Over-explaining, King and my mentor both say, means you’re afraid readers won’t believe you, because you don’t believe yourself. My own crippling self-doubt is propelled by a continuous loop of negative self-talk, some of which comes from ancestral trauma. But it’s also inherited from American culture. In this capitalist society, worth is based on productivity, and the patriarchal structure tells people born into female bodies (and other underrepresented people) that their stories don’t matter; that they have no authority to speak.
Like all capitalist economies, the American system relies on unpaid work, but caring for children or cooking the meals—roles that women have traditionally assumed, willingly or not—doesn’t directly contribute to capital, so it’s not factored into GDP. Since capital is the only thing with value, women’s worth has been disregarded, and this devaluing has followed people with my biology wherever we go.
One of the most glaring examples of this comes from Jane Nickerson, food editor for The New York Times in the 1950s and the founder of modern food journalism—an accomplishment attributed, by most historical accounts, to Craig Claiborne, whom Nickerson herself introduced to the world. In fact, the immersive, experiential style of journalism most celebrated today was shaped by female editors and writers at the Times, Washington Post, and countless local newspapers who assumed roles vacated by men during World War II.

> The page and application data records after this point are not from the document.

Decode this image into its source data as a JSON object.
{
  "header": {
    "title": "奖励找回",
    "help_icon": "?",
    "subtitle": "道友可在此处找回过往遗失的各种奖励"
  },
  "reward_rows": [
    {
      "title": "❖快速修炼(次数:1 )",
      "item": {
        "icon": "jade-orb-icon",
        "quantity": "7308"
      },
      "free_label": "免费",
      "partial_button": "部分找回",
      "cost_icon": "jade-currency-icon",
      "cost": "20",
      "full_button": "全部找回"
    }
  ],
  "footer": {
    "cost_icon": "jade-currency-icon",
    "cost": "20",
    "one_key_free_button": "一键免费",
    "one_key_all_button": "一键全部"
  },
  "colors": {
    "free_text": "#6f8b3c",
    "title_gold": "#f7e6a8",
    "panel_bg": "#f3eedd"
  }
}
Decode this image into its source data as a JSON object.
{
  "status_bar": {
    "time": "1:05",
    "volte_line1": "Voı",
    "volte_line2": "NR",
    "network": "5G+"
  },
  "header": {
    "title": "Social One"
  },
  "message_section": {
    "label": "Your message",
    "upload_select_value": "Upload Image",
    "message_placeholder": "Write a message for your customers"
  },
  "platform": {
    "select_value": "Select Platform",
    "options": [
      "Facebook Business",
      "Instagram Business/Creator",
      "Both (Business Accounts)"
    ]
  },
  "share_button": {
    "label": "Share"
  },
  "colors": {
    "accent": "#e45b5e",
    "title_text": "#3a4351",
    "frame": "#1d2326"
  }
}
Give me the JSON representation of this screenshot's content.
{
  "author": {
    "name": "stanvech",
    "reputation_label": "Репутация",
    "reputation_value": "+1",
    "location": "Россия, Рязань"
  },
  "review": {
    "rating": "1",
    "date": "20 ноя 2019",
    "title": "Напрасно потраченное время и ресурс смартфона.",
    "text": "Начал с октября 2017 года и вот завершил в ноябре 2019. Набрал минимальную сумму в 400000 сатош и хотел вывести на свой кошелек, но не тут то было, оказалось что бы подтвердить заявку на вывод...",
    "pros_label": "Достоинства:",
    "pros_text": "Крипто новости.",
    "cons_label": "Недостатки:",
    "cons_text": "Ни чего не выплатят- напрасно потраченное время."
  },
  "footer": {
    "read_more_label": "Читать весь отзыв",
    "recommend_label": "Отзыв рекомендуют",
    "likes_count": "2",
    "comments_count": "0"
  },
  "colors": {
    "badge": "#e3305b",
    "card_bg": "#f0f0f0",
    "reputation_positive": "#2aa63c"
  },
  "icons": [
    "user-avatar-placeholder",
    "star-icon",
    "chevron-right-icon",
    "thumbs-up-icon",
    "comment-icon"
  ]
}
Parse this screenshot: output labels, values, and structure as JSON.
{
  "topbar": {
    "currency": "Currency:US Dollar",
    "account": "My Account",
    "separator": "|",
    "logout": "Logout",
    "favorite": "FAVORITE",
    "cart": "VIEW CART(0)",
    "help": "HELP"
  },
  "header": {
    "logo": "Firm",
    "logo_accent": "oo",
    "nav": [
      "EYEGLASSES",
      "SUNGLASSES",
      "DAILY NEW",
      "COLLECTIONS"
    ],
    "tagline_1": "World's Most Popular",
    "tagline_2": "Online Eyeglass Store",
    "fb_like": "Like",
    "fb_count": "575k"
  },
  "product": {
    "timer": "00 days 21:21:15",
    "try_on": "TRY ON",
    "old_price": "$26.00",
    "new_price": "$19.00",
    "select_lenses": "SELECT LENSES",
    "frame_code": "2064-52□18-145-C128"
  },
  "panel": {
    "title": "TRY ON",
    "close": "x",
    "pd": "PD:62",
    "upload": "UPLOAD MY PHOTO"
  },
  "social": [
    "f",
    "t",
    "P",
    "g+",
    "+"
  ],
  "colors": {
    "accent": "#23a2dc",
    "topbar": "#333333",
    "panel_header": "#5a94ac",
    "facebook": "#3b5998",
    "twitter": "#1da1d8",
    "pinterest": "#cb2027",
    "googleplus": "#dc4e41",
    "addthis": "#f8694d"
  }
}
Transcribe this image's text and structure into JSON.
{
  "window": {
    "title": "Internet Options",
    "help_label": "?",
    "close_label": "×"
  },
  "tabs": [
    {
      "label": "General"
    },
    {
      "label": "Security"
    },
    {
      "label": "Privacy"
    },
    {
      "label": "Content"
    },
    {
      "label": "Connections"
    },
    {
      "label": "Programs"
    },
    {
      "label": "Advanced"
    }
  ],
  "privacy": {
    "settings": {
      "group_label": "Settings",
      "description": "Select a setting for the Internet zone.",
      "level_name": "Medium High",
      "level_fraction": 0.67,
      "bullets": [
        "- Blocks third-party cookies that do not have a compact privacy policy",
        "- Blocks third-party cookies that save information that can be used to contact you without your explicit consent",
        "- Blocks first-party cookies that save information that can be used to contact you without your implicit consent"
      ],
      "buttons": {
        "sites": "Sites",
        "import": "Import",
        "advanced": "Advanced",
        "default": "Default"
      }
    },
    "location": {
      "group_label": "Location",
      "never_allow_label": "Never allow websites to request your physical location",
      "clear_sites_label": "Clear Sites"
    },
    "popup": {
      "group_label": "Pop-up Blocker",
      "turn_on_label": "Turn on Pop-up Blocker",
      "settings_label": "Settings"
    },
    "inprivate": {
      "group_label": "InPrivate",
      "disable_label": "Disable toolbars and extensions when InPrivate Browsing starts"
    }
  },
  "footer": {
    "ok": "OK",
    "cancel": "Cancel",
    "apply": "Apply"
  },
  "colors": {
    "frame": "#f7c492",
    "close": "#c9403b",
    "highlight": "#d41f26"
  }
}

They were assigned to the “women’s pages”: a section of the newspaper that focused on food, arts, culture, and society. Now constituting a multi-billion dollar industry, these sections weren’t originally considered standard coverage. The female journalists reported from the front lines of the civil rights movements and broke stories of national importance from the private parties of public officials.
These women breathed life into the dry, factual accounts of their male predecessors, taking a technical craft and making it an art. They “surrounded a story,” as current Post editor and former “women’s pages” Style editor Judith Martin recalls, adding the rich, vivid detail that animates a scene. They didn’t just tell you what happened, they showed you. You tasted that home-baked bread; you saw the protest rolling through the streets. You heard that State Department official whose wine-plied lips loosed national secrets at the end of the party, when he thought nobody of real importance was listening, later lamenting, as Martin reports, “How was I to know that girl was a reporter?”
But then the war ended, and the men returned to their jobs, and the women were expected to return to their kitchens. Many remained at the newspapers, but male journalists largely commandeered all they had worked to create. In one of America’s favorite iterations, the patriarchy assumed control, and in their hands, arts, food, and culture media became a bloated, toxic behemoth—spawning equally infinite meta-iterations of toxic culture and scandal.
Indeed, none of our most powerful industries would exist today, and none of the cis-het, white male leaders would be where they are without the extracted toil of underrepresented people. Yet we are continually told that the reason we aren’t successful is because there’s something wrong with us, or we haven’t worked hard enough, and so of course we don’t believe ourselves or trust the process. Of course we repeat the same patterns over and over, waiting for someone else to give us permission to speak.
This essay isn’t perfect; maybe it isn’t even good. I could easily make a copy and start all over again. I could send it to multiple colleagues for their input before putting it out into the world. But sometimes you just have to trust that you know what you’re trying to say, and that what you’ve created is good enough.
The same groove will never play a different track, and sitting soaked in the shame of your stuckness will never yield new results. You can chip away at that barrier in front of you. Odds are, you’ve already got the right tool for the job.
You don’t need a whole hardware store. You don’t even need a work order. So start hammering.